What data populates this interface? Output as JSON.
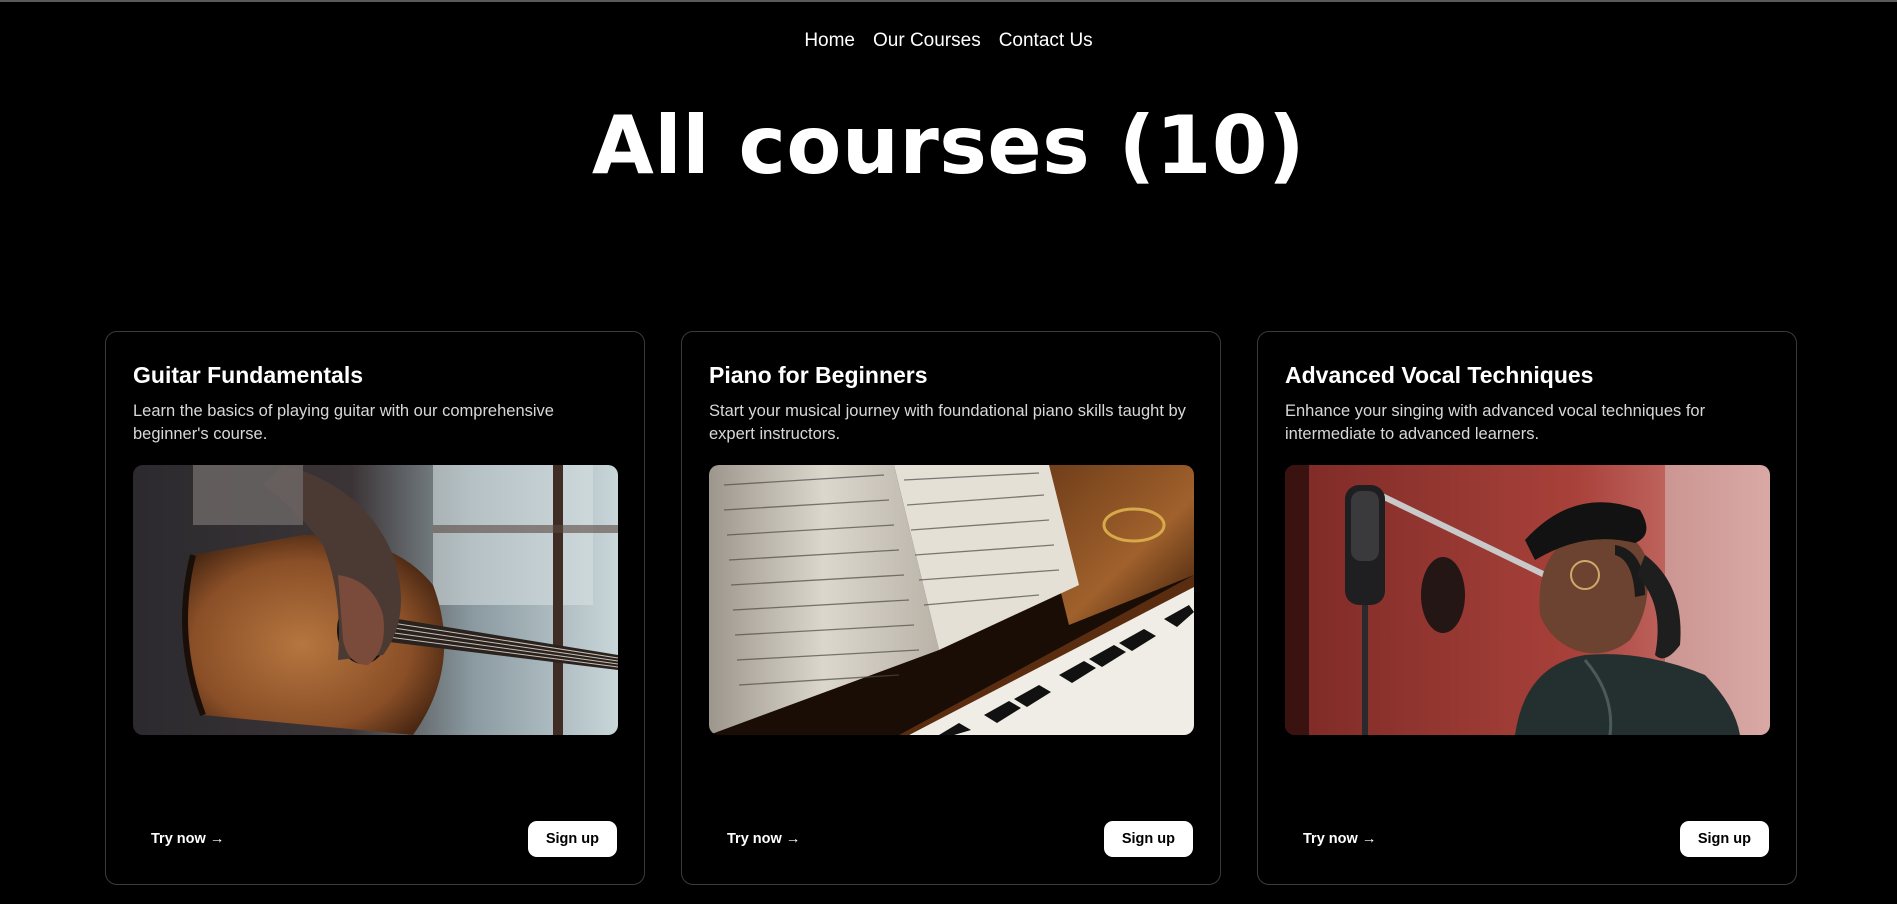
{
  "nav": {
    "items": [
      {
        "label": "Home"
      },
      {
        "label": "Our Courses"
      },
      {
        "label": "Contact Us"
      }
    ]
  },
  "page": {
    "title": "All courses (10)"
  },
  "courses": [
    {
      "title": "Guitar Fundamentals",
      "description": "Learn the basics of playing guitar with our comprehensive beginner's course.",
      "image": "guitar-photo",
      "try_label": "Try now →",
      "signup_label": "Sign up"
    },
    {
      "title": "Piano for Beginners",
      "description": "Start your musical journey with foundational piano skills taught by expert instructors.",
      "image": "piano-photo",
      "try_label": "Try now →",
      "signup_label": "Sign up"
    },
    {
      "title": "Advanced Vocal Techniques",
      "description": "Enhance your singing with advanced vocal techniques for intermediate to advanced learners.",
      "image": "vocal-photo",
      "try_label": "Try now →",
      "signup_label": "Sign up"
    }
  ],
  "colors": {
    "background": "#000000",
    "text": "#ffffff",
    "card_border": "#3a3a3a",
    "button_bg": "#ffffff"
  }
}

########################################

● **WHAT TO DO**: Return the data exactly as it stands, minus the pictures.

● **EXERCISE SOLUTION**:
What data populates this interface? Output as JSON.
{
  "nav": {
    "items": [
      {
        "label": "Home"
      },
      {
        "label": "Our Courses"
      },
      {
        "label": "Contact Us"
      }
    ]
  },
  "page": {
    "title": "All courses (10)"
  },
  "courses": [
    {
      "title": "Guitar Fundamentals",
      "description": "Learn the basics of playing guitar with our comprehensive beginner's course.",
      "image": "guitar-photo",
      "try_label": "Try now →",
      "signup_label": "Sign up"
    },
    {
      "title": "Piano for Beginners",
      "description": "Start your musical journey with foundational piano skills taught by expert instructors.",
      "image": "piano-photo",
      "try_label": "Try now →",
      "signup_label": "Sign up"
    },
    {
      "title": "Advanced Vocal Techniques",
      "description": "Enhance your singing with advanced vocal techniques for intermediate to advanced learners.",
      "image": "vocal-photo",
      "try_label": "Try now →",
      "signup_label": "Sign up"
    }
  ],
  "colors": {
    "background": "#000000",
    "text": "#ffffff",
    "card_border": "#3a3a3a",
    "button_bg": "#ffffff"
  }
}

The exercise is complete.